Your objective =
Find each line in the records below that contains the word "JSON", and copy it out.

-*-*-

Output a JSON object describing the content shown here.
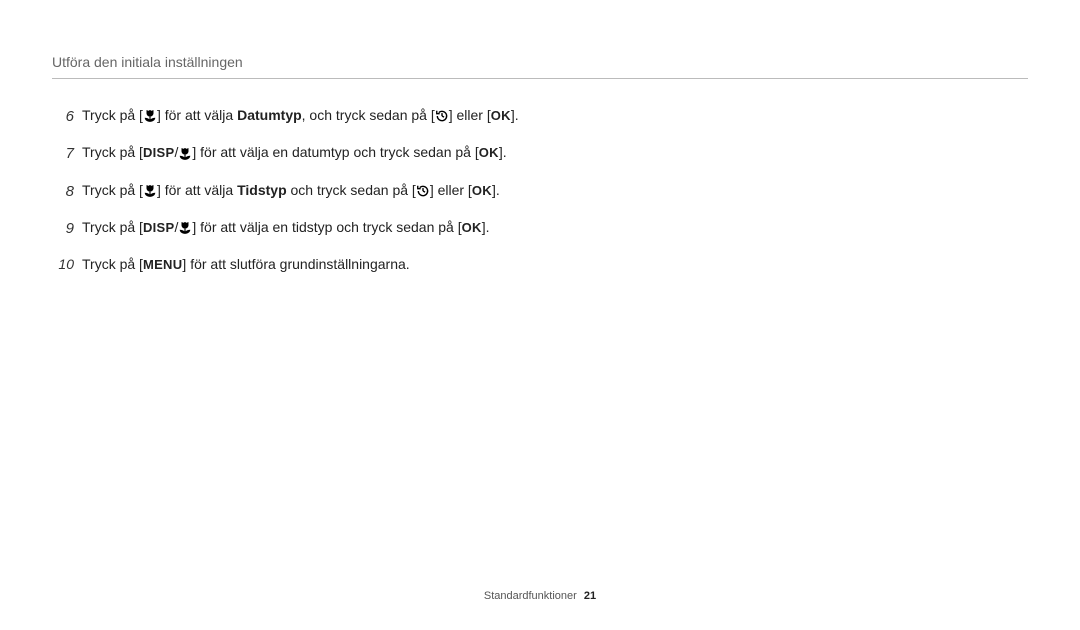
{
  "header": {
    "title": "Utföra den initiala inställningen"
  },
  "steps": [
    {
      "num": "6",
      "pieces": [
        {
          "t": "text",
          "v": "Tryck på ["
        },
        {
          "t": "icon",
          "v": "macro"
        },
        {
          "t": "text",
          "v": "] för att välja  "
        },
        {
          "t": "bold",
          "v": "Datumtyp"
        },
        {
          "t": "text",
          "v": ", och tryck sedan på ["
        },
        {
          "t": "icon",
          "v": "timer"
        },
        {
          "t": "text",
          "v": "] eller ["
        },
        {
          "t": "ok",
          "v": "OK"
        },
        {
          "t": "text",
          "v": "]."
        }
      ]
    },
    {
      "num": "7",
      "pieces": [
        {
          "t": "text",
          "v": "Tryck på ["
        },
        {
          "t": "disp",
          "v": "DISP"
        },
        {
          "t": "text",
          "v": "/"
        },
        {
          "t": "icon",
          "v": "macro"
        },
        {
          "t": "text",
          "v": "] för att välja en datumtyp och tryck sedan på ["
        },
        {
          "t": "ok",
          "v": "OK"
        },
        {
          "t": "text",
          "v": "]."
        }
      ]
    },
    {
      "num": "8",
      "pieces": [
        {
          "t": "text",
          "v": "Tryck på ["
        },
        {
          "t": "icon",
          "v": "macro"
        },
        {
          "t": "text",
          "v": "] för att välja "
        },
        {
          "t": "bold",
          "v": "Tidstyp"
        },
        {
          "t": "text",
          "v": " och tryck sedan på ["
        },
        {
          "t": "icon",
          "v": "timer"
        },
        {
          "t": "text",
          "v": "] eller ["
        },
        {
          "t": "ok",
          "v": "OK"
        },
        {
          "t": "text",
          "v": "]."
        }
      ]
    },
    {
      "num": "9",
      "pieces": [
        {
          "t": "text",
          "v": "Tryck på ["
        },
        {
          "t": "disp",
          "v": "DISP"
        },
        {
          "t": "text",
          "v": "/"
        },
        {
          "t": "icon",
          "v": "macro"
        },
        {
          "t": "text",
          "v": "] för att välja en tidstyp och tryck sedan på ["
        },
        {
          "t": "ok",
          "v": "OK"
        },
        {
          "t": "text",
          "v": "]."
        }
      ]
    },
    {
      "num": "10",
      "pieces": [
        {
          "t": "text",
          "v": "Tryck på ["
        },
        {
          "t": "menu",
          "v": "MENU"
        },
        {
          "t": "text",
          "v": "] för att slutföra grundinställningarna."
        }
      ]
    }
  ],
  "footer": {
    "section": "Standardfunktioner",
    "page": "21"
  }
}
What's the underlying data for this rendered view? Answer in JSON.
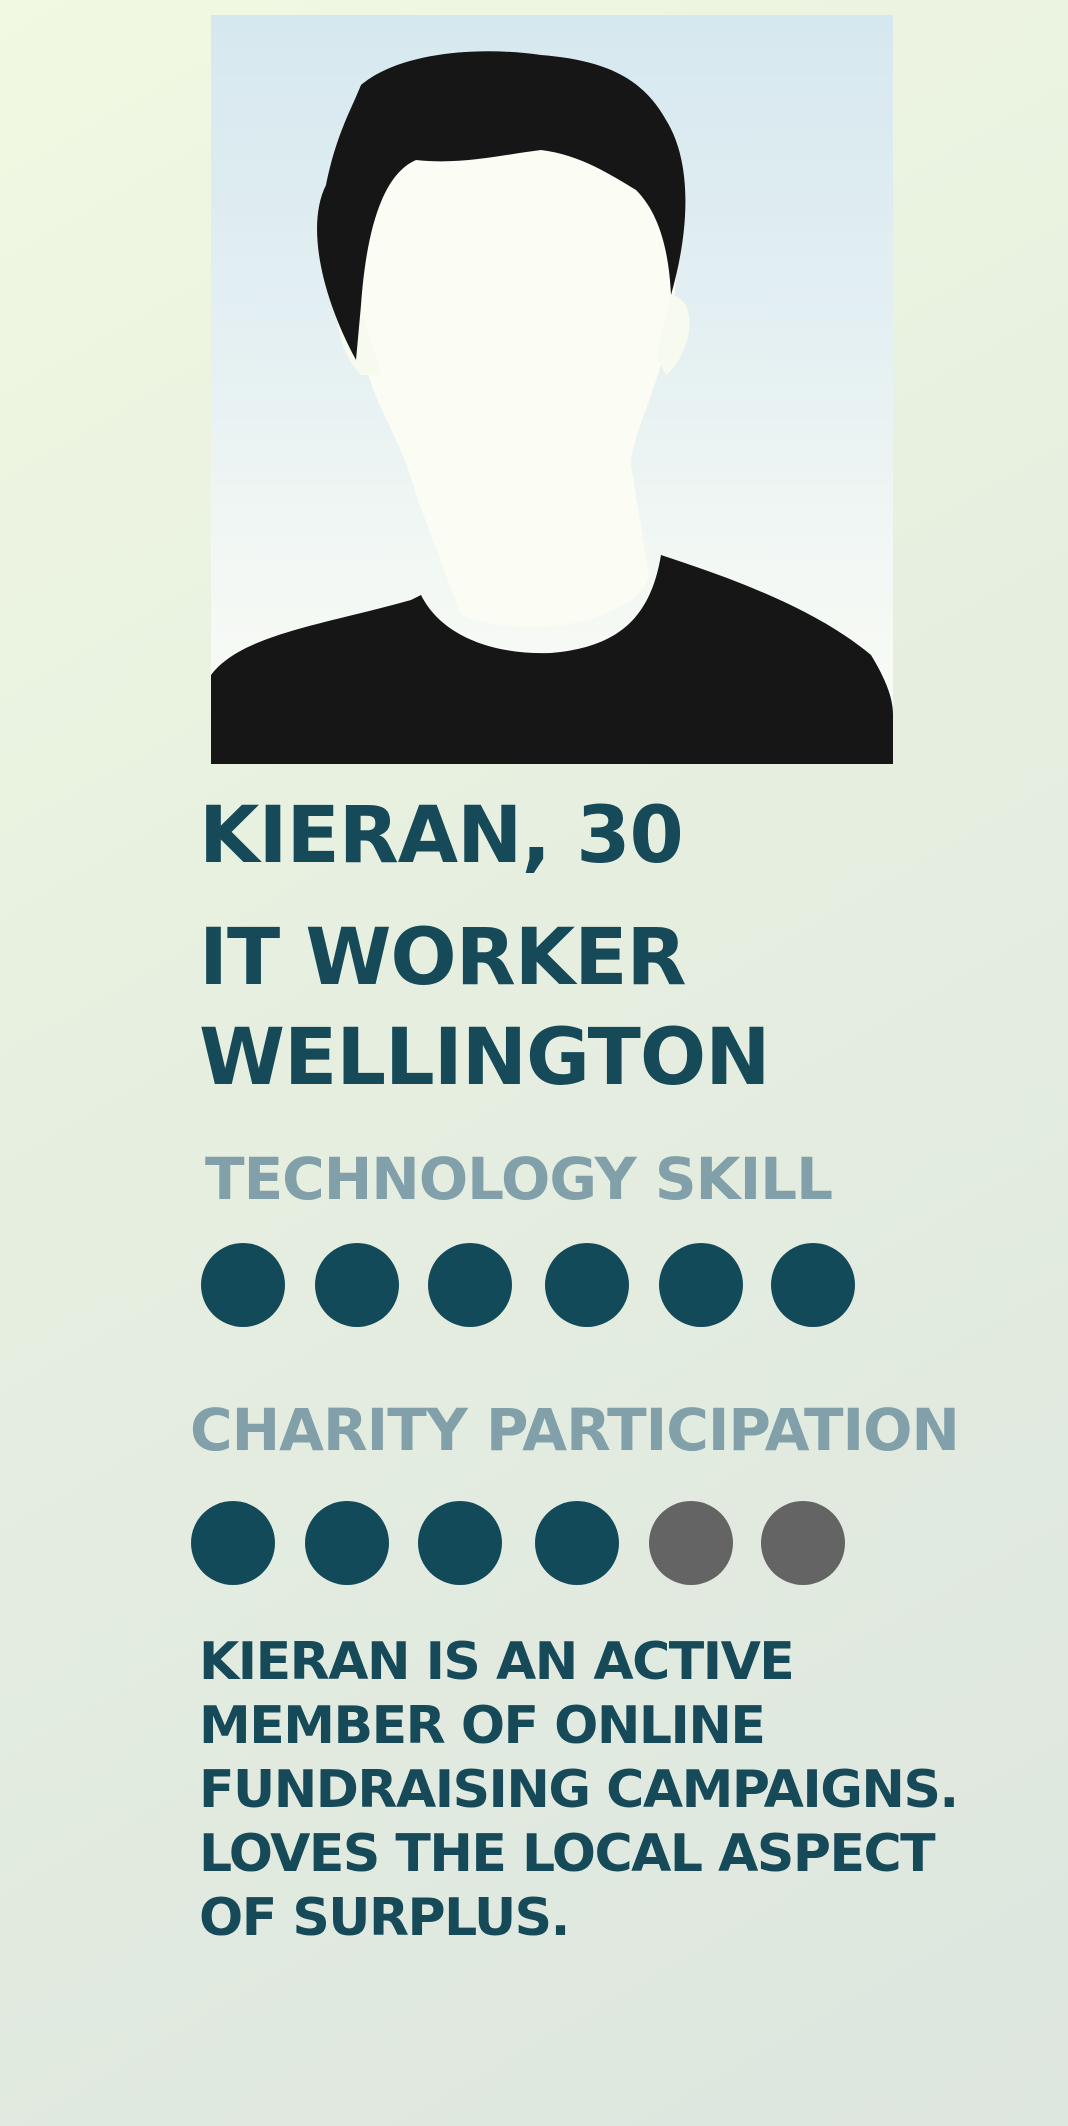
{
  "profile": {
    "name_age": "KIERAN, 30",
    "occupation": "IT WORKER",
    "city": "WELLINGTON",
    "avatar_icon": "person-silhouette-icon",
    "description": "KIERAN IS AN ACTIVE MEMBER OF ONLINE FUNDRAISING CAMPAIGNS.  LOVES THE LOCAL ASPECT OF SURPLUS."
  },
  "ratings": {
    "technology_skill": {
      "label": "TECHNOLOGY SKILL",
      "value": 6,
      "max": 6
    },
    "charity_participation": {
      "label": "CHARITY PARTICIPATION",
      "value": 4,
      "max": 6
    }
  },
  "colors": {
    "primary": "#134a5a",
    "muted_heading": "#81a0a9",
    "inactive_dot": "#646464"
  }
}
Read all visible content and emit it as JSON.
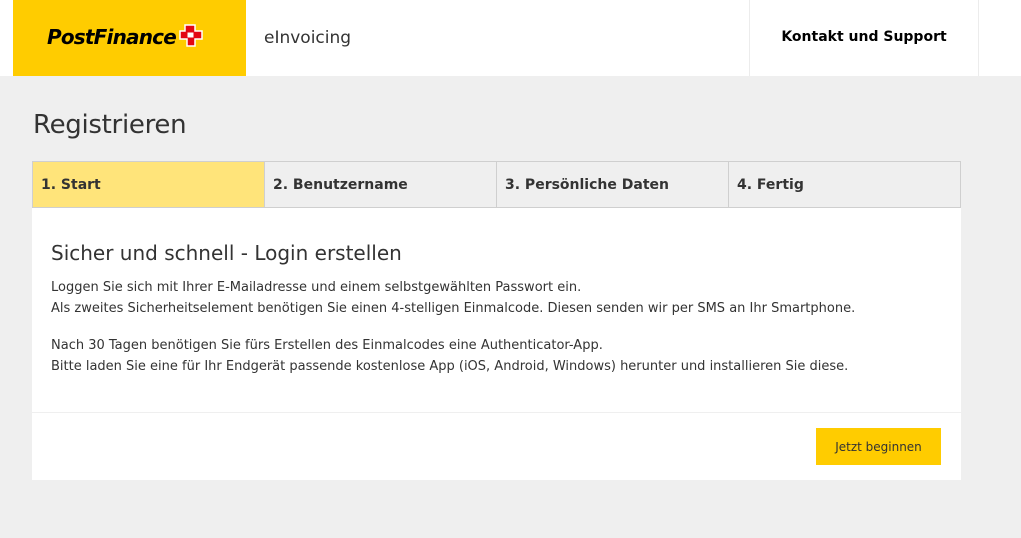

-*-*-

Solution =
Output a JSON object describing the content shown here.
What's the underlying data for this rendered view? Answer in JSON.
Read all visible content and emit it as JSON.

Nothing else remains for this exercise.